Guinea-Bissau is a small country in West Africa, bordered by Senegal to the north, Guinea to the south and east, and the Atlantic Ocean to the west. It is a tropical country, hot and humid year round with little temperature fluctuation.
Guinea-Bissau is a semi-presidential republic with a highly centralized government. The president acts as the head of state, while a prime minister acts as the head of the government. The unicameral National People's Assembly is made up of 100 members, which are popularly elected to serve in four-year terms. The judicial system is led by a Supreme Court, whose nine members are appointed by the president.
Guinea-Bissau's GDP per capita is one of the lowest in the world, and more than two-thirds of its population lives below the poverty line. The economy is heavily dependent upon agriculture. Fish, cashews, and ground nuts are the country's major exports.
The people of Guinea-Bissau are highly diverse, and have several different languages, customs, and social structures. Only 14% of the population speaks Portuguese, which is the country's official language.

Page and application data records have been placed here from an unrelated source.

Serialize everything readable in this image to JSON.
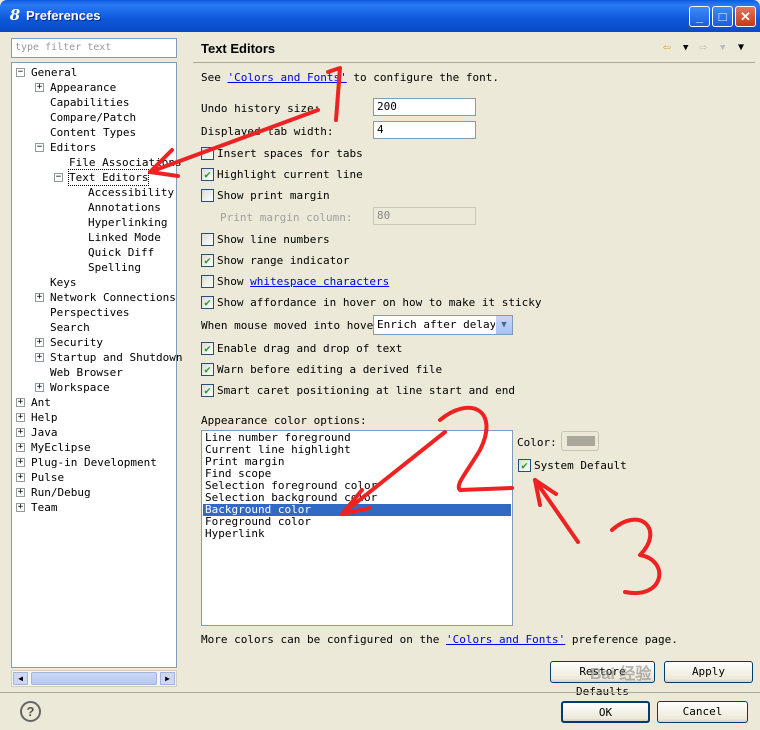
{
  "window": {
    "title": "Preferences",
    "app_icon": "eclipse-icon",
    "controls": [
      "_",
      "□",
      "✕"
    ]
  },
  "filter": {
    "placeholder": "type filter text"
  },
  "tree": [
    {
      "label": "General",
      "level": 0,
      "expander": "−"
    },
    {
      "label": "Appearance",
      "level": 1,
      "expander": "+"
    },
    {
      "label": "Capabilities",
      "level": 1,
      "expander": ""
    },
    {
      "label": "Compare/Patch",
      "level": 1,
      "expander": ""
    },
    {
      "label": "Content Types",
      "level": 1,
      "expander": ""
    },
    {
      "label": "Editors",
      "level": 1,
      "expander": "−"
    },
    {
      "label": "File Associations",
      "level": 2,
      "expander": ""
    },
    {
      "label": "Text Editors",
      "level": 2,
      "expander": "−"
    },
    {
      "label": "Accessibility",
      "level": 3,
      "expander": ""
    },
    {
      "label": "Annotations",
      "level": 3,
      "expander": ""
    },
    {
      "label": "Hyperlinking",
      "level": 3,
      "expander": ""
    },
    {
      "label": "Linked Mode",
      "level": 3,
      "expander": ""
    },
    {
      "label": "Quick Diff",
      "level": 3,
      "expander": ""
    },
    {
      "label": "Spelling",
      "level": 3,
      "expander": ""
    },
    {
      "label": "Keys",
      "level": 1,
      "expander": ""
    },
    {
      "label": "Network Connections",
      "level": 1,
      "expander": "+"
    },
    {
      "label": "Perspectives",
      "level": 1,
      "expander": ""
    },
    {
      "label": "Search",
      "level": 1,
      "expander": ""
    },
    {
      "label": "Security",
      "level": 1,
      "expander": "+"
    },
    {
      "label": "Startup and Shutdown",
      "level": 1,
      "expander": "+"
    },
    {
      "label": "Web Browser",
      "level": 1,
      "expander": ""
    },
    {
      "label": "Workspace",
      "level": 1,
      "expander": "+"
    },
    {
      "label": "Ant",
      "level": 0,
      "expander": "+"
    },
    {
      "label": "Help",
      "level": 0,
      "expander": "+"
    },
    {
      "label": "Java",
      "level": 0,
      "expander": "+"
    },
    {
      "label": "MyEclipse",
      "level": 0,
      "expander": "+"
    },
    {
      "label": "Plug-in Development",
      "level": 0,
      "expander": "+"
    },
    {
      "label": "Pulse",
      "level": 0,
      "expander": "+"
    },
    {
      "label": "Run/Debug",
      "level": 0,
      "expander": "+"
    },
    {
      "label": "Team",
      "level": 0,
      "expander": "+"
    }
  ],
  "selected_tree_item": "Text Editors",
  "page": {
    "title": "Text Editors",
    "intro_prefix": "See ",
    "intro_link": "'Colors and Fonts'",
    "intro_suffix": " to configure the font.",
    "undo_label": "Undo history size:",
    "undo_value": "200",
    "tab_label": "Displayed tab width:",
    "tab_value": "4",
    "insert_spaces": {
      "label": "Insert spaces for tabs",
      "checked": false
    },
    "highlight_line": {
      "label": "Highlight current line",
      "checked": true
    },
    "print_margin": {
      "label": "Show print margin",
      "checked": false
    },
    "print_margin_col_label": "Print margin column:",
    "print_margin_col_value": "80",
    "line_numbers": {
      "label": "Show line numbers",
      "checked": false
    },
    "range_indicator": {
      "label": "Show range indicator",
      "checked": true
    },
    "whitespace_prefix": "Show ",
    "whitespace_link": "whitespace characters",
    "whitespace_checked": false,
    "affordance": {
      "label": "Show affordance in hover on how to make it sticky",
      "checked": true
    },
    "hover_label": "When mouse moved into hover:",
    "hover_value": "Enrich after delay",
    "drag_drop": {
      "label": "Enable drag and drop of text",
      "checked": true
    },
    "warn_derived": {
      "label": "Warn before editing a derived file",
      "checked": true
    },
    "smart_caret": {
      "label": "Smart caret positioning at line start and end",
      "checked": true
    },
    "appearance_label": "Appearance color options:",
    "color_options": [
      "Line number foreground",
      "Current line highlight",
      "Print margin",
      "Find scope",
      "Selection foreground color",
      "Selection background color",
      "Background color",
      "Foreground color",
      "Hyperlink"
    ],
    "selected_color_option": "Background color",
    "color_label": "Color:",
    "color_swatch": "#a9a89a",
    "system_default": {
      "label": "System Default",
      "checked": true
    },
    "more_prefix": "More colors can be configured on the ",
    "more_link": "'Colors and Fonts'",
    "more_suffix": " preference page.",
    "restore_defaults": "Restore Defaults",
    "apply": "Apply"
  },
  "footer": {
    "ok": "OK",
    "cancel": "Cancel",
    "help": "?"
  },
  "annotations": {
    "marks": [
      "1",
      "2",
      "3"
    ],
    "arrow_color": "#ee2222"
  },
  "watermark": "Bai 经验"
}
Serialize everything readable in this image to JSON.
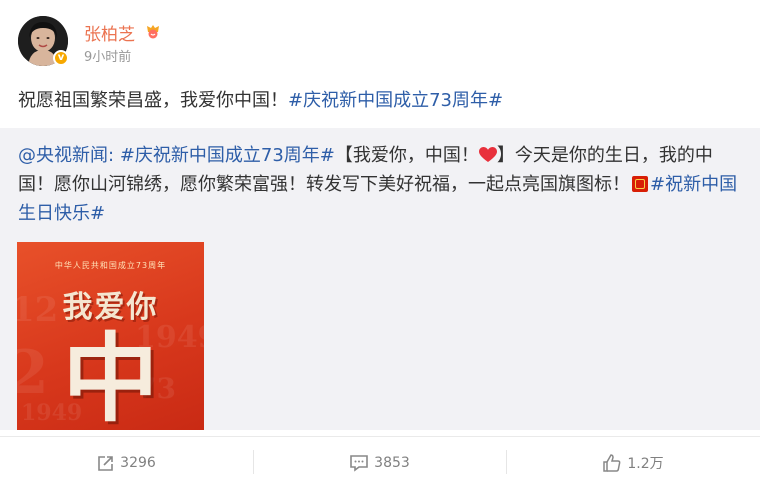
{
  "user": {
    "name": "张柏芝",
    "time": "9小时前",
    "verified_color": "#f7a800",
    "name_color": "#eb7350"
  },
  "post": {
    "text_main": "祝愿祖国繁荣昌盛，我爱你中国！",
    "hashtag": "#庆祝新中国成立73周年#"
  },
  "repost": {
    "author": "@央视新闻:",
    "hashtag1": "#庆祝新中国成立73周年#",
    "part1": "【我爱你，中国！",
    "part2": "】今天是你的生日，我的中国！愿你山河锦绣，愿你繁荣富强！转发写下美好祝福，一起点亮国旗图标！",
    "hashtag2": "#祝新中国生日快乐#",
    "image": {
      "subtitle": "中华人民共和国成立73周年",
      "title": "我爱你",
      "big_char": "中"
    }
  },
  "actions": {
    "forward_count": "3296",
    "comment_count": "3853",
    "like_count": "1.2万",
    "icons": [
      "share-icon",
      "comment-icon",
      "thumbs-up-icon"
    ]
  },
  "colors": {
    "link": "#2e5ea8",
    "repost_bg": "#f2f2f5"
  }
}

French is also taught in schools, as the country is surrounded by French-speaking nations. Illiteracy is a wide-spread problem, and child labor is a commonplace.